Concert review: Sometimes the Journey memories are more important than the music
I know. I know. It's not *really* Journey anymore without Steve Perry holding the microphone. I hear you, disgruntled fans. But the cruel reality is this: The rest of the boys in the band have soldiered on without our favorite frontman, and life goes on. So I make no apologies for finding myself again at a Journey concert -- the fourth of my lifetime -- on Friday at Tampa's 1-800-Ask-Gary Amphitheatre.
The simple truth is: I still love their music. I yearn for their sound. I adore the way a good Neal Schon guitar solo sends chills up and down my body. I crave the memories that are conjured up with each tune. And every year or so, I need a blast of this past live in person.
Friday's show in Tampa, though, surpassed even those high expectations. The band's setlist, which they've been changing up wildly on this tour, leaned heavily on the late '70s for a change, giving fans the rare chance to hear forgotten classics such as Majestic (the instrumental show opener that still gives me goosebumps), Feeling That Way, Just the Same Way and Anytime.

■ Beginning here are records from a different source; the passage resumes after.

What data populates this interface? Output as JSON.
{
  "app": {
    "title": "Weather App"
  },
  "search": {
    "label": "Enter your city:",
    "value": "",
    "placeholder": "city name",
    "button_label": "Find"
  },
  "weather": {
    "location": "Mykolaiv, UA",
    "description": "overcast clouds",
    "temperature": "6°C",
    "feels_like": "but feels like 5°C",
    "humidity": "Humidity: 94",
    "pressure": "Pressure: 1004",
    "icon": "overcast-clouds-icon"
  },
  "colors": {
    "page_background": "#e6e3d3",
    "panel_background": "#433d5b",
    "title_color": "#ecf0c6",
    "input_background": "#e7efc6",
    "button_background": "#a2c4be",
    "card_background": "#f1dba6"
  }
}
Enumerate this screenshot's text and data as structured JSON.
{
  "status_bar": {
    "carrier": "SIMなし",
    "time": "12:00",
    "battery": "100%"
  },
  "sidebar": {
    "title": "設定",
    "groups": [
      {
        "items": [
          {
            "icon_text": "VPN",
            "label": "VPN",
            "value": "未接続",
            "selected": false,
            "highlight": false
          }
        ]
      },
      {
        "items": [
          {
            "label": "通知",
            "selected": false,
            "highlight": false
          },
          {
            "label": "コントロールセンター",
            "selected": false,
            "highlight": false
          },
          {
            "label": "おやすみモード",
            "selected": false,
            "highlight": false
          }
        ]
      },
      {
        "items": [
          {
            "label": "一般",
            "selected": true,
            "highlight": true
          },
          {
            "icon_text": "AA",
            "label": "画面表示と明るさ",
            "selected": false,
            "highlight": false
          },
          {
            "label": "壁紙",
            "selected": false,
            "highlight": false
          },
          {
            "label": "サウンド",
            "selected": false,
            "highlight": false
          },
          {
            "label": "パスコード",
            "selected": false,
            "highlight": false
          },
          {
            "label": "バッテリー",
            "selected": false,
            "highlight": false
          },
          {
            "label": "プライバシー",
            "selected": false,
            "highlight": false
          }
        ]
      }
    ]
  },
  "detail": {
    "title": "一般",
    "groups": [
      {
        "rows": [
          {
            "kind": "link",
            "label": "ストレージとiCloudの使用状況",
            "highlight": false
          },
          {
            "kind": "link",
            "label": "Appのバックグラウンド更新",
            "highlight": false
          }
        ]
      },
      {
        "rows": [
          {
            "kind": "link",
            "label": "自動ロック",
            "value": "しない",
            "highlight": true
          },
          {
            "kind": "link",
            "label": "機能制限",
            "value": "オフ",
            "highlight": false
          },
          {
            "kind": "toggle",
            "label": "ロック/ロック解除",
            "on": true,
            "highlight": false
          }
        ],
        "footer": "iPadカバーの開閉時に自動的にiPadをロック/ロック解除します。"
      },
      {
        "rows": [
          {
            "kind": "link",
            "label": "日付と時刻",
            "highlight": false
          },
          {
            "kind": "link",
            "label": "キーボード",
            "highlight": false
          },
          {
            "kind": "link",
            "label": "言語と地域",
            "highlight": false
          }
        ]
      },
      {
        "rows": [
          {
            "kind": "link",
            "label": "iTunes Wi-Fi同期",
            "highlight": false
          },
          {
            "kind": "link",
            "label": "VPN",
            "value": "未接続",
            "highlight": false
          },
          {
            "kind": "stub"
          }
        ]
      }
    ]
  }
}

I'm not sure the rest of the crowd loved the trip back in time as much as I did, but most of these songs formed the basis of my first discoveries in music. And so it was that I found myself closing my eyes often as I stood toward the back of the reserved seating area, arms crossed as I watched the lighting show send swaths of color across my eyelids. With each pass, memories of driving my '82 Mustang through the streets of Clearwater at sunset streaked by. The recollection of playing the band's Captured tape at full volume with the windows down. My entire life was still in front of me, and I knew it well enough to drink in every little detail of those moments. I kept my eyes closed as long as I could, until only tears could pry them into the 21st century.
Eyes reluctantly opened again, I found myself staring not at Steve Perry at the Lakeland Civic Center on the Escape tour. But rather an eternally youthful Arnel Pineda, who seemed to realize it was his impossibly unfair duty to stir up the same feelings as his predecessor. Arnel worked his magic the best he could, reaching perhaps the biggest swelling of emotion from the crowd during Faithfully, the song that earned him a spot in the band when he was discovered performing it on Youtube.
And next to him during the rolling power ballad? Neal on guitar, with his eyes closed tightly as well. Just enjoying the muted flashes of lights and his own trip back through time, I'd like to imagine. Maybe that's the thing critics never could comprehend: Wth Journey, it's as much about the memories as it is the music.